NINTH SUNDAY AFTER PENTECOST
Hebrews 11:1-3, 8-16
Prayer of the Day: Almighty God, you sent your Holy Spirit to be the life and light of your church. Open our hearts to the riches of your grace, that we may be ready to receive you wherever you appear, through Jesus Christ, our Savior and Lord.
“Do not be afraid, little flock, for it is your Father’s good pleasure to give you the kingdom.” Luke 12:32.
But I am afraid. Within less than twenty-four hours I have watched news coverage for two mass shootings, one in El Paso and the other in Dayton, with a total body count of 39 dead and 66 wounded. And then there was the shooting in Gilroy, California last week killing three and wounding twelve. Those are the numbers I have as of this writing. Behind the numbers are children excited about starting a new school year with fresh notebooks, new crayons and the latest Disney back packs. Some are moms and dads leaving their spouses to wonder how they are going to break this horrible news to their children and how they will go about raising them on their own. Some are parents experiencing the unspeakable sorrow of having to bury their children. Yes, I am afraid. I am afraid because this could have as easily taken place in a mall, a park or a place of worship where my children and grandchildren spend their time.

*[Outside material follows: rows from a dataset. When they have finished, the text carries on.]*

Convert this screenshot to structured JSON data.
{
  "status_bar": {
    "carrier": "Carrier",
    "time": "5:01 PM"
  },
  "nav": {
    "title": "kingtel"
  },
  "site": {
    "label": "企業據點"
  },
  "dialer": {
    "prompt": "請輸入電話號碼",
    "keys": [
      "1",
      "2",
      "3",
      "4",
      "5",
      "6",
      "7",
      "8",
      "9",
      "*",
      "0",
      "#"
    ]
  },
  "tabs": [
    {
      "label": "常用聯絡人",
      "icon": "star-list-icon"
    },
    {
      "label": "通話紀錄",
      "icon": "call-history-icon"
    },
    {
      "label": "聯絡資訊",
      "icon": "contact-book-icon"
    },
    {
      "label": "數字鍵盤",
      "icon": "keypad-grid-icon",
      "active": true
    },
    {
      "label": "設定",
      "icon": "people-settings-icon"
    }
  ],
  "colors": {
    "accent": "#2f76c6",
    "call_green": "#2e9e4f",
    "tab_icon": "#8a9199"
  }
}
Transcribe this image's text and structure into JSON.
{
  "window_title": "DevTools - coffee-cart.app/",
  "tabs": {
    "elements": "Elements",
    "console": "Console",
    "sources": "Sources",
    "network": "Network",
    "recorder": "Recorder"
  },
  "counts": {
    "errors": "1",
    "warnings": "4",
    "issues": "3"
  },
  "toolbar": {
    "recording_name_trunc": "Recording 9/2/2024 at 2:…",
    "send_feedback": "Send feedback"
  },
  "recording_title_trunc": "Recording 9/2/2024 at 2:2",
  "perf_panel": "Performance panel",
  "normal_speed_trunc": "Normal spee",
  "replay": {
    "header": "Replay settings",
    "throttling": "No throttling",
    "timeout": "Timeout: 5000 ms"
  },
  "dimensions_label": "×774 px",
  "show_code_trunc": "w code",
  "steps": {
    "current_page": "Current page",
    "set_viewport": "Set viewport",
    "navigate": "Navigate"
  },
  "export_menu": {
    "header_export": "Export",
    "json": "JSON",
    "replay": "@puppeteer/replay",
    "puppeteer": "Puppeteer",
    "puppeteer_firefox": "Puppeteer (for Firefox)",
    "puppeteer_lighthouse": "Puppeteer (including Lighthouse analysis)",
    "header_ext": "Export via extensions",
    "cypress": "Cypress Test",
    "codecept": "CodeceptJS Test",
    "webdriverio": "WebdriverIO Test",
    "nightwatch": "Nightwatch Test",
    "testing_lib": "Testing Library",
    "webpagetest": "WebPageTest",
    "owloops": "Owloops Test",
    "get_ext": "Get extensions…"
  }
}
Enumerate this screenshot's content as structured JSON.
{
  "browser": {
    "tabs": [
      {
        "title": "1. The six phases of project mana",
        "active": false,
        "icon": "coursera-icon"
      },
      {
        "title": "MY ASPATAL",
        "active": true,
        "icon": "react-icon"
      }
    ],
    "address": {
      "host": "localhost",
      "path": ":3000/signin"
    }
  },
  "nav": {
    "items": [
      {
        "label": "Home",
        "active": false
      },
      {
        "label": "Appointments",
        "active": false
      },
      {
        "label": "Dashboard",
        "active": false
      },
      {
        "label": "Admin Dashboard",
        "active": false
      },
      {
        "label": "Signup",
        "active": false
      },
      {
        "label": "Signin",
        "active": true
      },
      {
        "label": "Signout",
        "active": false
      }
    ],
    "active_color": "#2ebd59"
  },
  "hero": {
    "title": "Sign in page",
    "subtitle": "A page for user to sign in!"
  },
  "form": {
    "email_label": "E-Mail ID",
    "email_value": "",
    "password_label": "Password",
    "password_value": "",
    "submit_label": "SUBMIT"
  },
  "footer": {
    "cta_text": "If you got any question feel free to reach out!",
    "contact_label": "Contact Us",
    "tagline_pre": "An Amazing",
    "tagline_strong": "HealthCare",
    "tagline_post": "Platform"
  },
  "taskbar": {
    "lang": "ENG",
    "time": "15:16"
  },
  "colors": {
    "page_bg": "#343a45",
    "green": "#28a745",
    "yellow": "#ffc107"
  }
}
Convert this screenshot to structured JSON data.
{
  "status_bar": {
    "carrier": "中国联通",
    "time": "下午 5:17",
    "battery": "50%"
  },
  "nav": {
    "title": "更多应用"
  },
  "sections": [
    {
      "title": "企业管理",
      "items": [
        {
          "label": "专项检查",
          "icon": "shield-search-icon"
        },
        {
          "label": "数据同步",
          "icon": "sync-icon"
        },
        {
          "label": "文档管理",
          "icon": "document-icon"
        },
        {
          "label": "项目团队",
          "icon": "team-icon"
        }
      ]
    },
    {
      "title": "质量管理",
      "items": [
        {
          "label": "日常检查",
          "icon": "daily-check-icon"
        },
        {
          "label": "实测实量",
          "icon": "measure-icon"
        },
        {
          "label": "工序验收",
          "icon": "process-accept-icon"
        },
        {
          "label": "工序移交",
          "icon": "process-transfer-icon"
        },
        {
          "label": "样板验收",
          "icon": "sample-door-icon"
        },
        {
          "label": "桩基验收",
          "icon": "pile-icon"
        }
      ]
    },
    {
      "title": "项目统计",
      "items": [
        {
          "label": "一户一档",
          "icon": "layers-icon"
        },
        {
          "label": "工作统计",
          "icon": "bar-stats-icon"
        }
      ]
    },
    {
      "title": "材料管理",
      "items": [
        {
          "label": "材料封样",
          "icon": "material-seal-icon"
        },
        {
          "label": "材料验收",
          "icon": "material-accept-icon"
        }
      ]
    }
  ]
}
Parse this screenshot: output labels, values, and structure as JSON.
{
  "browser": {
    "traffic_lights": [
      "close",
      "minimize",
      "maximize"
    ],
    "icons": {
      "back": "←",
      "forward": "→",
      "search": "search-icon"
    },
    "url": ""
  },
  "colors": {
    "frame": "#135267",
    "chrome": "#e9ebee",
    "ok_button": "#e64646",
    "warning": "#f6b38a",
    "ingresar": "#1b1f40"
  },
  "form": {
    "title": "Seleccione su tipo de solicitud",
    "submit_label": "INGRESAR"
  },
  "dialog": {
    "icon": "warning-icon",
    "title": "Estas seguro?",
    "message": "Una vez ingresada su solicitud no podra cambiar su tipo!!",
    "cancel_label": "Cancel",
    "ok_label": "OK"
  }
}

I am afraid because I know these killings are not random. They are motivated by a deep seated racist anger, the flames of which have been fanned into wildfires by a fascist demagogue and a political party in thrall to him and his base of white rage. I am afraid because my church has failed to name the idolatry of American nationalism, condemn in specific terms a president whose racist words and actions precipitate violence daily and denounce the deviant evangelical religion that legitimates his regime. I am afraid because I fear that, just as my church has had to apologize for its complicity in American slavery and its silence during the Holocaust, decades from now it will be apologizing for its inaction as thousands of refugees were turned away from sanctuary and sent back to the mortal dangers threatening them; as numerous persons of color were forced to live in fear of their own government; and as sexual minorities were subjected to humiliation, discrimination and violence.
I am afraid today and Jesus’ call for me to be unafraid seems like a big ask. But as I see it, I don’t really have any other choice. If I don’t believe that Jesus will deliver on his promise of God’s just and peaceful reign, I have to accept that the world I have helped to make for my grandchildren is the only one they can expect. If I reject hope, I am left only with fear. The best I can expect is survival and, if that is all the future holds for us, what is the point? So I am clinging to Jesus’ promise to give us God’s reign, trying to let go of all the stuff in my life that I know can’t bring me any true security and doing my best to look forward with hopeful anticipation rather than dread. But to be honest, it isn’t working very well for me today.
The author of the Letter to the Hebrews tells us that “faith is the assurance of things hoped for, the conviction of things not seen.” Hebrews 11:1. These words preface a roll call of biblical heroes who placed their confidence in an as yet unfulfilled and seemingly impossible promise, Abraham and Sarah being the primary examples. For these folks, God’s promised future was more real than the facts on the ground. For many of the saints, those facts were pretty ugly-as they are for us today. The alternative was the same: let the dark and violent past determine the future or be open to God’s future and its power to transform the present. Saints are promise driven and future oriented. We cling to the promise of God’s just and gentle reign, though sometimes its only with our fingernails. This hope of ours sometimes has but “half a heart,” but it perseveres nonetheless. And it is enough-just enough-for days like this.
Here is a poem about hope by Maya Angelou that I think captures the state of faith many of us are experiencing today.
A Plagued Journey
Source: The Complete Collected Poems of Maya Angelou ( c. 1995 by Virago Press). Maya Angelou (1928-2014) was a multi-talented American poet, author, singer, dancer and civil rights activist. She published seven autobiographies, three books of essays, several books of poetry, and was credited with a list of plays, movies, and television shows spanning over 50 years. She is perhaps best known for her well known autobiography, I Know Why the Caged Bird Sings, published in 1969. The book earned her the National Book Award. Angelou was awarded the National Medal of Arts by President Bill Clinton in 2000 and the Presidential Medal of Freedom by President Barack Obama in 2010. You can read more about Maya Angelou and sample more of her poetry at the Poetry Foundation Website.
2 thoughts on “Clinging to an Impossible Promise”
Your deeply soulful words communicating both the pain of profound fear, sadness, despair and glim light of elusive faith and hope have captured my mind and heart, so very wonderfully, today. My whole being has been in a chaotic muddle of these unsettled and opposing forces today. Your expression of deep empathy with my own experience, quite ironically, has given me a jolt, delicate though it may be, of hope! I thank you with all of my heart, mind and soul.
Thanks for your comments Barbara. These are difficult times for us all.